Foreign reserves in Latin America’s third-largest economy, which suffered the second-highest inflation in the region for 2013, have plummeted to their lowest levels in over seven years. By increasing restrictions on online sales, seen as imports, the government hopes to boost national demand, as well as to protect Argentine industry and jobs. As of Monday reserves stood at $29.5 billion, down from $40 billion at the start of last year, according to the FT. Kirchner, and her economic team, must see that one of the big problems comes from shoppers sending their money to overseas retailers, a practice that, as in the rest of the world, is becoming more and more popular.

Argentina is attempting to prevent a possible balance-of-payment crisis; lower its high inflation — over 28% according to private estimates — and control the value of the black-market exchange rate (up to almost 12 pesos per dollar, versus the 6.9 the government assesses). Analysts believe the government will announce restrictive measure to the black market in the upcoming weeks.
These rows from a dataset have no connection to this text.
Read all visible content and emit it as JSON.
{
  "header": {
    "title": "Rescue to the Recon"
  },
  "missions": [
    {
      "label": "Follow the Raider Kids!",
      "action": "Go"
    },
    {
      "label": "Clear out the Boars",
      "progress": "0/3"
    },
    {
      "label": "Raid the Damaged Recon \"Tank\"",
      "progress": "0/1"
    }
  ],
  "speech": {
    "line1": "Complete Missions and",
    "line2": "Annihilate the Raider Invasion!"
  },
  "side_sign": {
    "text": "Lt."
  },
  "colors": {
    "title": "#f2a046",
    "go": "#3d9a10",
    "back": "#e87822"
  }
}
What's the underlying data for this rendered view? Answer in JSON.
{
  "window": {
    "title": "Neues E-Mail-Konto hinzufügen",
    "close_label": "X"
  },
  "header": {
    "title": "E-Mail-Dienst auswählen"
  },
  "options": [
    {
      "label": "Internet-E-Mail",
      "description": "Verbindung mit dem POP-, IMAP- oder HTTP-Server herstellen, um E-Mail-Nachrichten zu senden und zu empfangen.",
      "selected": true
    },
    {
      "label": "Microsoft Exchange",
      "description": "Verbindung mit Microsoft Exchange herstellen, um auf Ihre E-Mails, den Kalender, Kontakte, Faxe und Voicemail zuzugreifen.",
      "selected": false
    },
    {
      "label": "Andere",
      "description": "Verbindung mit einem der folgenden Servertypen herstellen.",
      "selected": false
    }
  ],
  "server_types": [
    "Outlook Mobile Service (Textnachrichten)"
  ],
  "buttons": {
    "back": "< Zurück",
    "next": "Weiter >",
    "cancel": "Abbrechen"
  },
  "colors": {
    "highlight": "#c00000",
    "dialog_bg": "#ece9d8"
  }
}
Import restrictions and currency controls are known to be in the policy toolkit of recently appointed economy minister Axel Kicillof. Meanwhile Kirchner will continue to find ways to fight against the dollar, and challenge international organizations such as the IMF who insists it makes changes to its economy, instead of confronting the long-lasting issues head-on.